- the quality or state of being expedient; suitability for a given purpose; appropriateness to the conditions
- the doing or consideration of what is of selfish use or advantage rather than of what is right or just; self-interest
- pl. -·cies an expedient
- An example of expediency is a company that's losing money laying off employees.
- An example of expediency is a politician appointing someone to a position because they donated money to their campaign.
Expediency is defined as someone or something that is defined as appropriate for a situation or someone doing something for selfish reasons.
- Appropriateness to the purpose at hand.
- Adherence to self-serving means: a politician, guided by expediency rather than principle.
- A means; an expedient.
(countable and uncountable, plural expediencies)
- But even with regard to the expediency of such punishments we may have doubts.
- His diary reveals a tender and devout private life which has been overlooked by those who have only considered the versatile facility and persuasive expediency that marked the successful public career of the bishop, and earned!

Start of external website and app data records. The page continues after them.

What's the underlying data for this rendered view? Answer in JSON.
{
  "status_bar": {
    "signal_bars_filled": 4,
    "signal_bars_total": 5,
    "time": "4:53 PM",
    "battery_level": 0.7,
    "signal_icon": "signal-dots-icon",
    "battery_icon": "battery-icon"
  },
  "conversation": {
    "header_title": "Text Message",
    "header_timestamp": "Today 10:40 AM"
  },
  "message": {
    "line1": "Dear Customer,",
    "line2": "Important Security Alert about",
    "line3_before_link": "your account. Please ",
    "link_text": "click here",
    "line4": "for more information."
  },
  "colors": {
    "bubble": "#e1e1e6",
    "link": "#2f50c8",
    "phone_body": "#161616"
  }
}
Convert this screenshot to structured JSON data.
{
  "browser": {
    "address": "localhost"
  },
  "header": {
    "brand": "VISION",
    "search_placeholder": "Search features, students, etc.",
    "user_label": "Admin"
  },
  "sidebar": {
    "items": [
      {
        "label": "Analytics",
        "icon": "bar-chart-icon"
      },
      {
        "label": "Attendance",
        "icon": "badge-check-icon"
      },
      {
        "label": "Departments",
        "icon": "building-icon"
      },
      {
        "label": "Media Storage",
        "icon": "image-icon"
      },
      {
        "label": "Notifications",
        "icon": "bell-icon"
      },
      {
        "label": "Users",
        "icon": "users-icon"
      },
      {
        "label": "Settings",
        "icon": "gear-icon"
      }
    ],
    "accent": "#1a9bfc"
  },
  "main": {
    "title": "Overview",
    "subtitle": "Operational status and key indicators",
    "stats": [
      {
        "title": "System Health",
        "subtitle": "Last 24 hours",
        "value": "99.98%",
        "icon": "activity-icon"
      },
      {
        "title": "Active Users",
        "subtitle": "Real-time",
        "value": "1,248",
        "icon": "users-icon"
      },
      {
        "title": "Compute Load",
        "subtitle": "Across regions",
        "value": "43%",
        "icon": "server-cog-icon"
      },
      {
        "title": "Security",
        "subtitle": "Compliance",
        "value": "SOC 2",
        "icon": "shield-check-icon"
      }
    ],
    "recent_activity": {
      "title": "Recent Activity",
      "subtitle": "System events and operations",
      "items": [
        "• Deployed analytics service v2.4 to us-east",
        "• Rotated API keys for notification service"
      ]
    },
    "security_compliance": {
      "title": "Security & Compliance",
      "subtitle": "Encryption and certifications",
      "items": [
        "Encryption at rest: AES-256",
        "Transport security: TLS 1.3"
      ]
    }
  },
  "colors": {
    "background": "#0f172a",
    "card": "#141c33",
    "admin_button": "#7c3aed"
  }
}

- There may be the folk-right of West and East Saxons, of East Angles, of Kentish men, Mercians, Northumbrians, Danes, Welshmen, and these main folk-right divisions remain even when tribal kingdoms disappear and the people is concentrated in one or two realms. The chief centres for the formulation and application of folkright were in the 10th and iith centuries the shire-moots, while the witan of the realm generally placed themselves on the higher ground of State expediency, although occasionally using folkright ideas.
- It was but natural, therefore, that efforts should at once have been made to establish the institution of slavery on Indiana soil, and as early as 1802 a convention called to consider the expediency of slavery asked Congress to suspend the prohibitory clause of the Ordinance for ten years, but a committee of which John Randolph of Virginia was chairman reported against such action.
- In this way the utilitarian method is freed from the subversive tendencies which Butler and others had discerned in it; as used by Paley, it merely explains the current moral and jural distinctions, exhibits the obvious basis of expediency which supports most of the received rules of law and morality and furnishes a simple solution, in harmony with common sense, of some perplexing casuistical questions.